TASK TO CARRY OUT ▸
As you reproduce every line below, keep it exactly as written and leave out the images.

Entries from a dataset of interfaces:

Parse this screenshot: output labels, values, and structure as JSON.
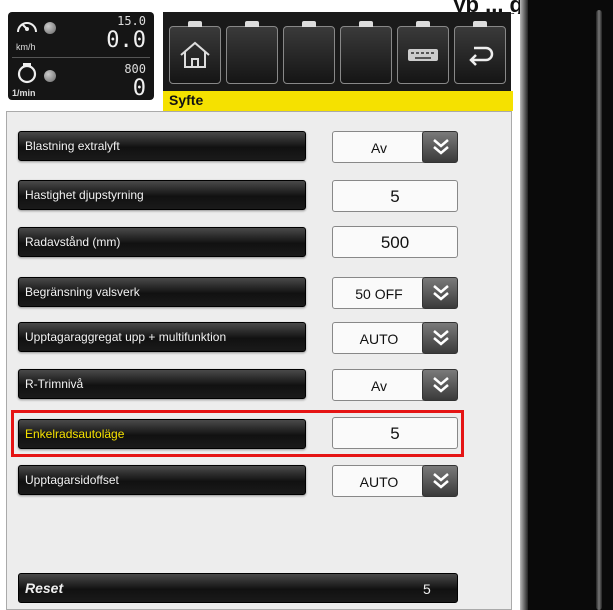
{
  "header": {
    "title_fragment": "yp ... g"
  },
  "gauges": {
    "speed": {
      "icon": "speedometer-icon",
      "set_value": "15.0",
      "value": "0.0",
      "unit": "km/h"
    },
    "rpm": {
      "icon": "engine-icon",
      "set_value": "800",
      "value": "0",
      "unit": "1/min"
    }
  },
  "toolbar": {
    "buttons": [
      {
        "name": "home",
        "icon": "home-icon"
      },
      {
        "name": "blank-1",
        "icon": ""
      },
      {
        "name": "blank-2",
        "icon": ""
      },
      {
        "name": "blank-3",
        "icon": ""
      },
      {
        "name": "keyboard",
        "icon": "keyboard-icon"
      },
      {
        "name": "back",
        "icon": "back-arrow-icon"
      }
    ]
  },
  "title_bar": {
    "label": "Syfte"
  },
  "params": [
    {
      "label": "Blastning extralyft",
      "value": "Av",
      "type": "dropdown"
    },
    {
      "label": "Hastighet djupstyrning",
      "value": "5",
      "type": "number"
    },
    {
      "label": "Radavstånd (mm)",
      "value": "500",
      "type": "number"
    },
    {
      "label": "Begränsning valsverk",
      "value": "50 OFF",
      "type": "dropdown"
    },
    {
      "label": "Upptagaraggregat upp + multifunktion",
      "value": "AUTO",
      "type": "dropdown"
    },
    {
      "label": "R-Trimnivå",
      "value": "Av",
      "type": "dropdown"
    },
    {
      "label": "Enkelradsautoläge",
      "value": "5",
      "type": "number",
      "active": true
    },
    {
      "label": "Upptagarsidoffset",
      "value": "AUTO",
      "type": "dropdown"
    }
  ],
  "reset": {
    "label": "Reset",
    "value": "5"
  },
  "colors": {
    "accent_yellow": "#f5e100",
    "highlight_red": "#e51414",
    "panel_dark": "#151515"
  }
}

EXPECTED OUTPUT ▸
Parse this screenshot: output labels, values, and structure as JSON.
{
  "header": {
    "title_fragment": "yp ... g"
  },
  "gauges": {
    "speed": {
      "icon": "speedometer-icon",
      "set_value": "15.0",
      "value": "0.0",
      "unit": "km/h"
    },
    "rpm": {
      "icon": "engine-icon",
      "set_value": "800",
      "value": "0",
      "unit": "1/min"
    }
  },
  "toolbar": {
    "buttons": [
      {
        "name": "home",
        "icon": "home-icon"
      },
      {
        "name": "blank-1",
        "icon": ""
      },
      {
        "name": "blank-2",
        "icon": ""
      },
      {
        "name": "blank-3",
        "icon": ""
      },
      {
        "name": "keyboard",
        "icon": "keyboard-icon"
      },
      {
        "name": "back",
        "icon": "back-arrow-icon"
      }
    ]
  },
  "title_bar": {
    "label": "Syfte"
  },
  "params": [
    {
      "label": "Blastning extralyft",
      "value": "Av",
      "type": "dropdown"
    },
    {
      "label": "Hastighet djupstyrning",
      "value": "5",
      "type": "number"
    },
    {
      "label": "Radavstånd (mm)",
      "value": "500",
      "type": "number"
    },
    {
      "label": "Begränsning valsverk",
      "value": "50 OFF",
      "type": "dropdown"
    },
    {
      "label": "Upptagaraggregat upp + multifunktion",
      "value": "AUTO",
      "type": "dropdown"
    },
    {
      "label": "R-Trimnivå",
      "value": "Av",
      "type": "dropdown"
    },
    {
      "label": "Enkelradsautoläge",
      "value": "5",
      "type": "number",
      "active": true
    },
    {
      "label": "Upptagarsidoffset",
      "value": "AUTO",
      "type": "dropdown"
    }
  ],
  "reset": {
    "label": "Reset",
    "value": "5"
  },
  "colors": {
    "accent_yellow": "#f5e100",
    "highlight_red": "#e51414",
    "panel_dark": "#151515"
  }
}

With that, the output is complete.